- [WHAT THE EXERCISE ASKS]: Without the pictures, output the records below word for word.

- [STORED DATA]:
============================================================
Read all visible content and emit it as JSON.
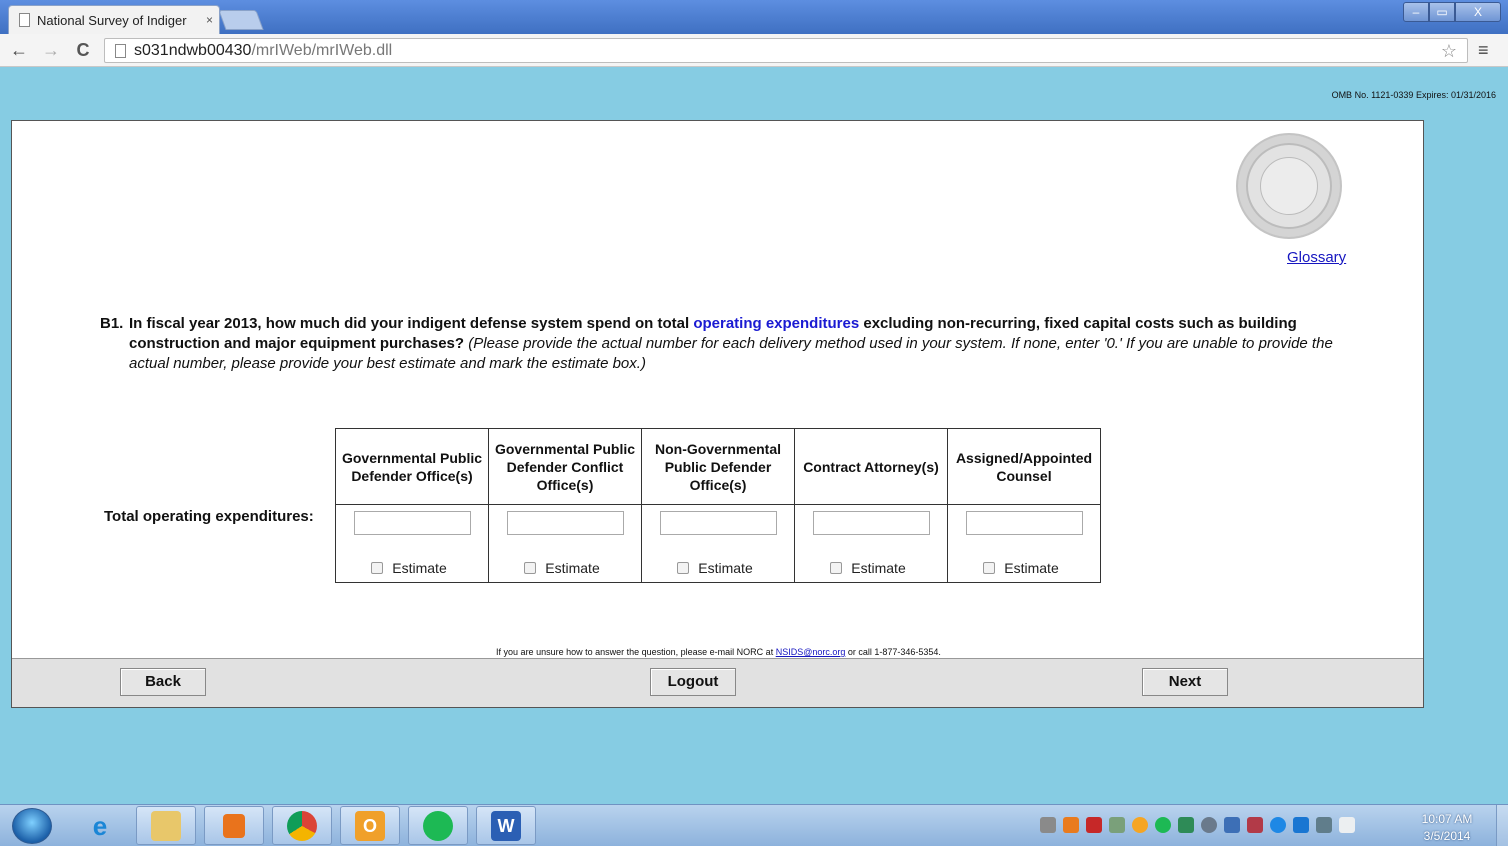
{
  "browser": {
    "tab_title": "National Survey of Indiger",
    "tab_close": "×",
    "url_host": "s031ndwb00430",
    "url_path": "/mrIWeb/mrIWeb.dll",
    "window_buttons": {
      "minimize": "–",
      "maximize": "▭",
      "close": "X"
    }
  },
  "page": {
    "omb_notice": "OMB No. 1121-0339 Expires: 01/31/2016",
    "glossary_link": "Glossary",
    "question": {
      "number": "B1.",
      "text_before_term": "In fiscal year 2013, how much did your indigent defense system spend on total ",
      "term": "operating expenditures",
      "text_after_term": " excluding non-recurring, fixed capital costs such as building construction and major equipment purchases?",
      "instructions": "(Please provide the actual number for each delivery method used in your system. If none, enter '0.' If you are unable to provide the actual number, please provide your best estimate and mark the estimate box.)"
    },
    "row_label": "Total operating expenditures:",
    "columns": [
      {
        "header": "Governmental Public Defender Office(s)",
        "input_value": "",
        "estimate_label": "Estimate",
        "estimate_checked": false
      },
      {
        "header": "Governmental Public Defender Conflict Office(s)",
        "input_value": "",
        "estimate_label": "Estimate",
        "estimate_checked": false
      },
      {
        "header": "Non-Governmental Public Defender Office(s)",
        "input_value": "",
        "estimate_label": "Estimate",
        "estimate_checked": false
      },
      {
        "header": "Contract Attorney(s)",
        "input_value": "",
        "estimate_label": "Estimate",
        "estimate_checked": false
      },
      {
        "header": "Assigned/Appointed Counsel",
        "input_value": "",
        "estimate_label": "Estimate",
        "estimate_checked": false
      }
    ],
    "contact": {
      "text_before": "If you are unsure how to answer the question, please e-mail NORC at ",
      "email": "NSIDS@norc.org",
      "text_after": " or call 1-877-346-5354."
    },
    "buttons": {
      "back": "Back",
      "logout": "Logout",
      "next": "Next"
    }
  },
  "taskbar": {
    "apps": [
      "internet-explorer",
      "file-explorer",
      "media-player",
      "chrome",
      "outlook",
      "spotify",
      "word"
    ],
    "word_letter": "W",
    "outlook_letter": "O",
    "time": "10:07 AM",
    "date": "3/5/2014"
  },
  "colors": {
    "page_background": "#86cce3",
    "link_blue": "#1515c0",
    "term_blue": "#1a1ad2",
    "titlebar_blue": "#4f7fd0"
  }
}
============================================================
- [EXERCISE OUTPUT]:
Read all visible content and emit it as JSON.
{
  "browser": {
    "tab_title": "National Survey of Indiger",
    "tab_close": "×",
    "url_host": "s031ndwb00430",
    "url_path": "/mrIWeb/mrIWeb.dll",
    "window_buttons": {
      "minimize": "–",
      "maximize": "▭",
      "close": "X"
    }
  },
  "page": {
    "omb_notice": "OMB No. 1121-0339 Expires: 01/31/2016",
    "glossary_link": "Glossary",
    "question": {
      "number": "B1.",
      "text_before_term": "In fiscal year 2013, how much did your indigent defense system spend on total ",
      "term": "operating expenditures",
      "text_after_term": " excluding non-recurring, fixed capital costs such as building construction and major equipment purchases?",
      "instructions": "(Please provide the actual number for each delivery method used in your system. If none, enter '0.' If you are unable to provide the actual number, please provide your best estimate and mark the estimate box.)"
    },
    "row_label": "Total operating expenditures:",
    "columns": [
      {
        "header": "Governmental Public Defender Office(s)",
        "input_value": "",
        "estimate_label": "Estimate",
        "estimate_checked": false
      },
      {
        "header": "Governmental Public Defender Conflict Office(s)",
        "input_value": "",
        "estimate_label": "Estimate",
        "estimate_checked": false
      },
      {
        "header": "Non-Governmental Public Defender Office(s)",
        "input_value": "",
        "estimate_label": "Estimate",
        "estimate_checked": false
      },
      {
        "header": "Contract Attorney(s)",
        "input_value": "",
        "estimate_label": "Estimate",
        "estimate_checked": false
      },
      {
        "header": "Assigned/Appointed Counsel",
        "input_value": "",
        "estimate_label": "Estimate",
        "estimate_checked": false
      }
    ],
    "contact": {
      "text_before": "If you are unsure how to answer the question, please e-mail NORC at ",
      "email": "NSIDS@norc.org",
      "text_after": " or call 1-877-346-5354."
    },
    "buttons": {
      "back": "Back",
      "logout": "Logout",
      "next": "Next"
    }
  },
  "taskbar": {
    "apps": [
      "internet-explorer",
      "file-explorer",
      "media-player",
      "chrome",
      "outlook",
      "spotify",
      "word"
    ],
    "word_letter": "W",
    "outlook_letter": "O",
    "time": "10:07 AM",
    "date": "3/5/2014"
  },
  "colors": {
    "page_background": "#86cce3",
    "link_blue": "#1515c0",
    "term_blue": "#1a1ad2",
    "titlebar_blue": "#4f7fd0"
  }
}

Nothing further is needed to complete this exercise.